◆ **WORK TO COMPLETE**
Look through the entries below for the string "Parcel", and copy each line where it is found.
***** SOURCE MATERIAL *****
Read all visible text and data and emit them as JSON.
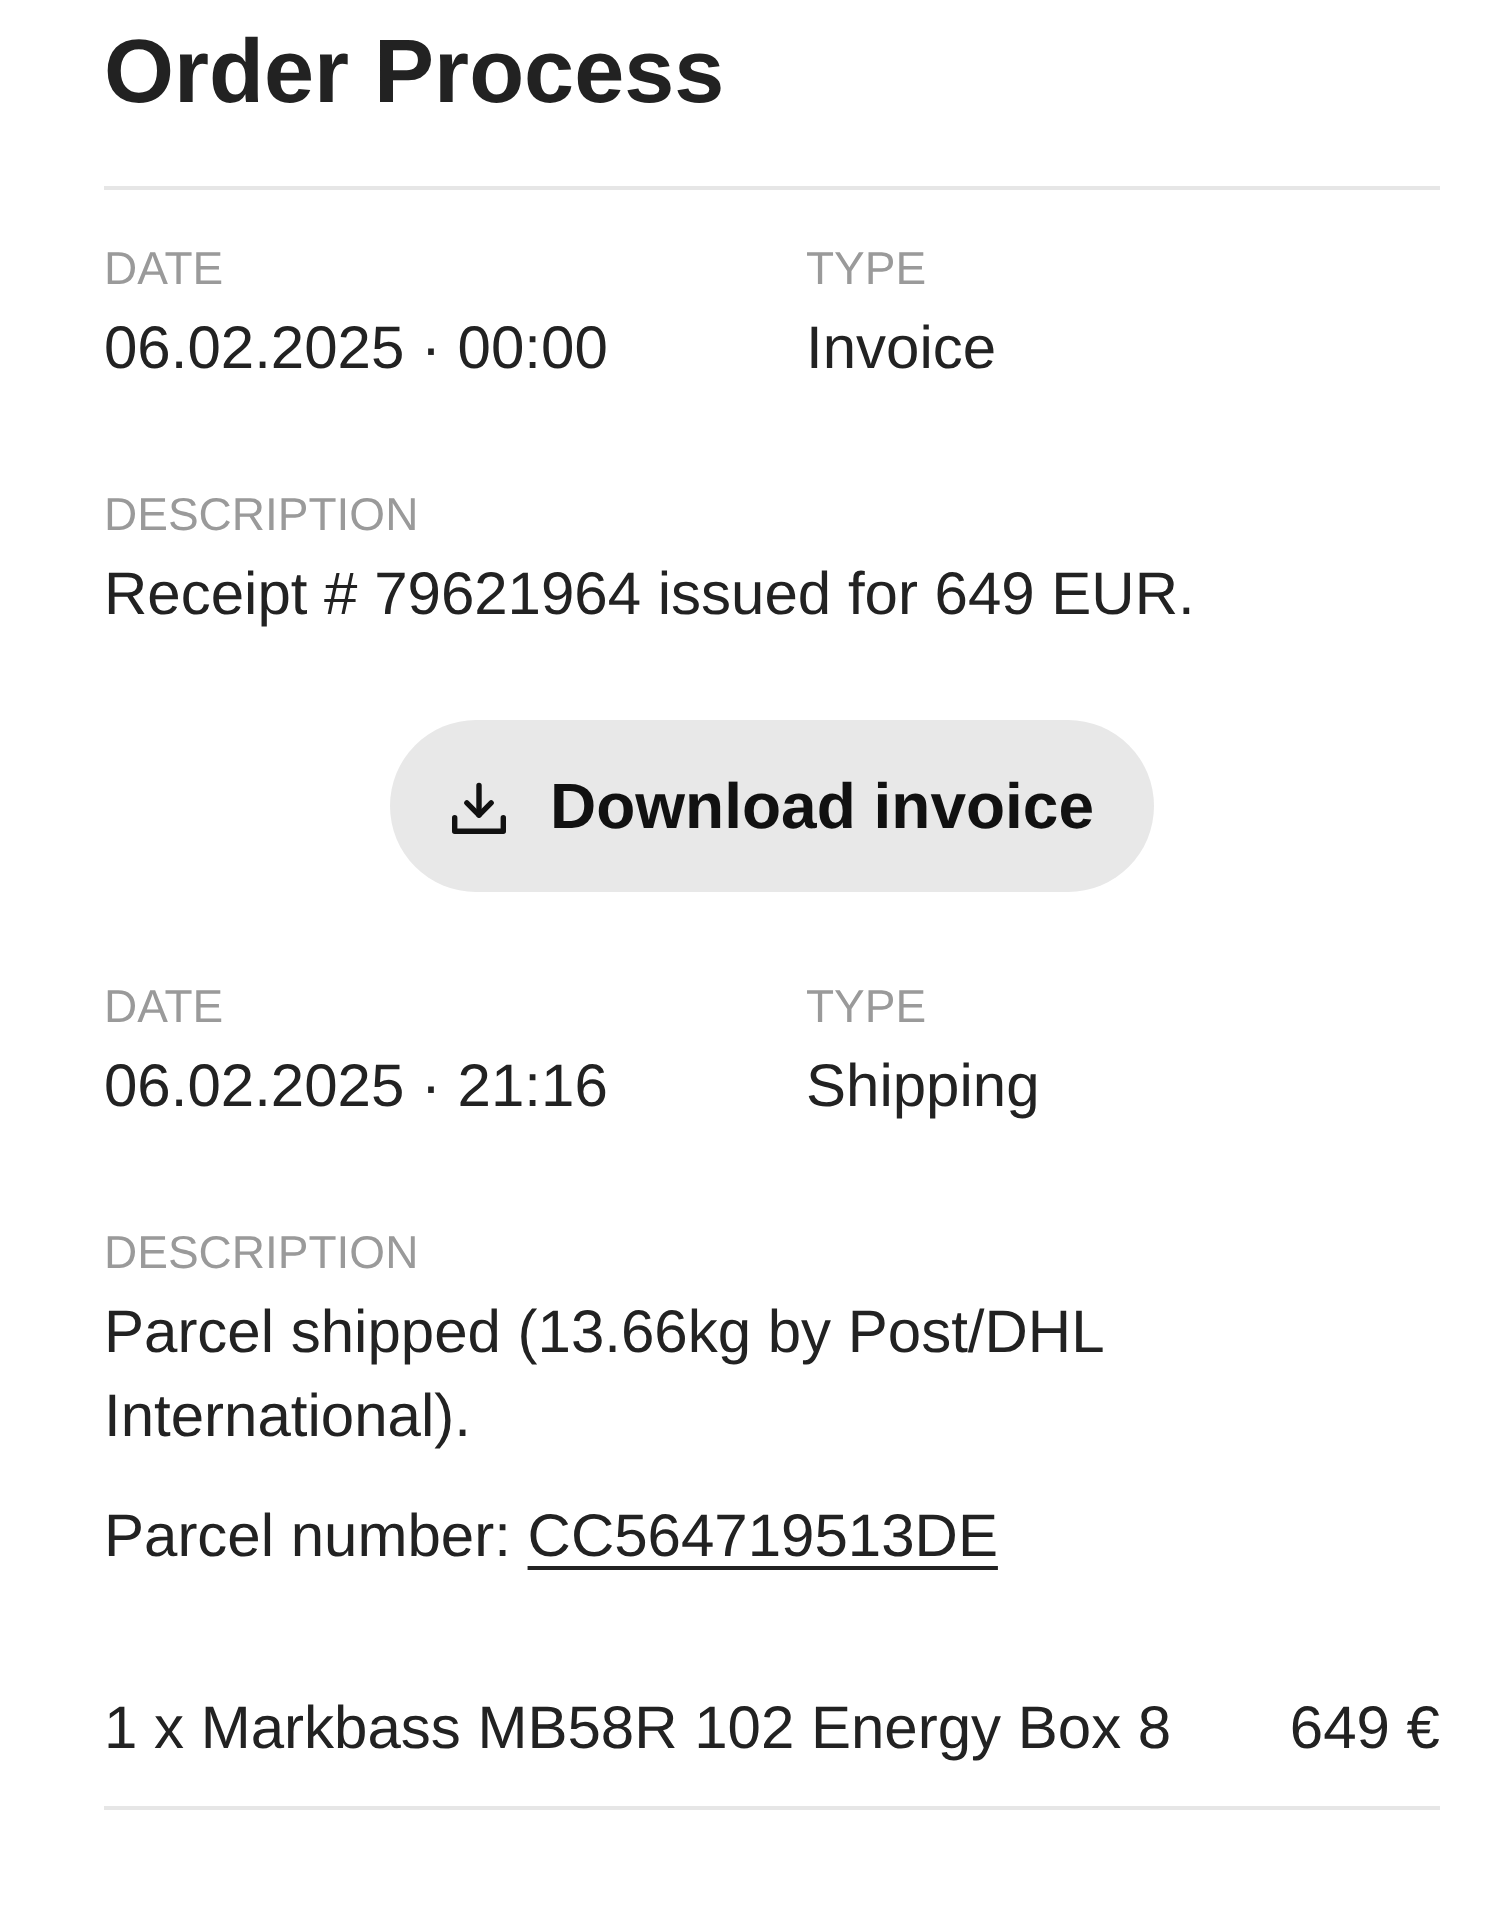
{
  "title": "Order Process",
  "events": [
    {
      "date_label": "DATE",
      "date": "06.02.2025 · 00:00",
      "type_label": "TYPE",
      "type": "Invoice",
      "description_label": "DESCRIPTION",
      "description": "Receipt # 79621964 issued for 649 EUR.",
      "action": {
        "label": "Download invoice"
      }
    },
    {
      "date_label": "DATE",
      "date": "06.02.2025 · 21:16",
      "type_label": "TYPE",
      "type": "Shipping",
      "description_label": "DESCRIPTION",
      "description": "Parcel shipped (13.66kg by Post/DHL International).",
      "tracking": {
        "label": "Parcel number:",
        "number": "CC564719513DE"
      }
    }
  ],
  "items": [
    {
      "name": "1 x Markbass MB58R 102 Energy Box 8",
      "price": "649 €"
    }
  ]
}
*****
◆ **SOLUTION TO THE PROBLEM**
      "description": "Parcel shipped (13.66kg by Post/DHL International).",
        "label": "Parcel number:",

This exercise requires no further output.